My journey with running began nearly 2 years ago and I now consider it to be a part of my lifestyle. I love searching for unique music to add to my ipod, put on my running shoes and go! I’ve been able to keep the weight off and I continue to develop my cooking skills with new recipes. I have down days where I don’t feel like cooking, but don’t we all? I also have periods of time where I don’t run, sometimes I take a couple months off, but I always start getting the itch to get back out there. It’s become therapeutic and, if I’m not mistaken, that’s exactly what a depressed gal like me needs.

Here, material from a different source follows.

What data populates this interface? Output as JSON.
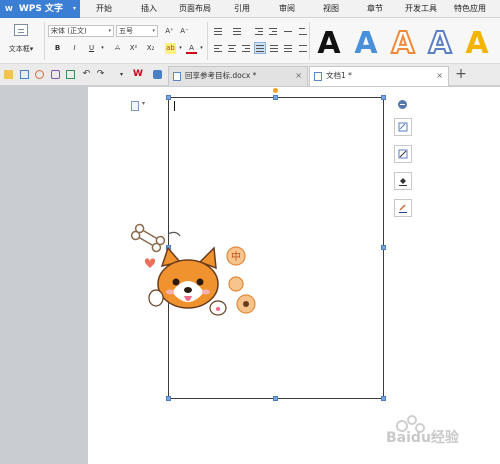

Depression does affect my energy levels, often causing a lack of motivation but I try to stop it there. If I continue with that train of thought it can lead to “rationalizing” why I shouldn’t do things. Thoughts like “there’s no point in me leaving the house today because I’m not needed anywhere” or “I’m not going to bother applying to jobs today because I already know what’s out there and I’m not qualified”. See? I can’t allow those thoughts to run me. I’m trying my best. A big step in the healing process is just being able to identify the negative self-talk. Hear it, ask yourself if you actually believe it and make the decision about how to respond. How do I know I’m not qualified for a job that I want? My boyfriend applied to a job he didn’t think he was qualified for and ended up getting hired. That’s how we ended up here in the desert.
So tell me, what do you do to fight the blues?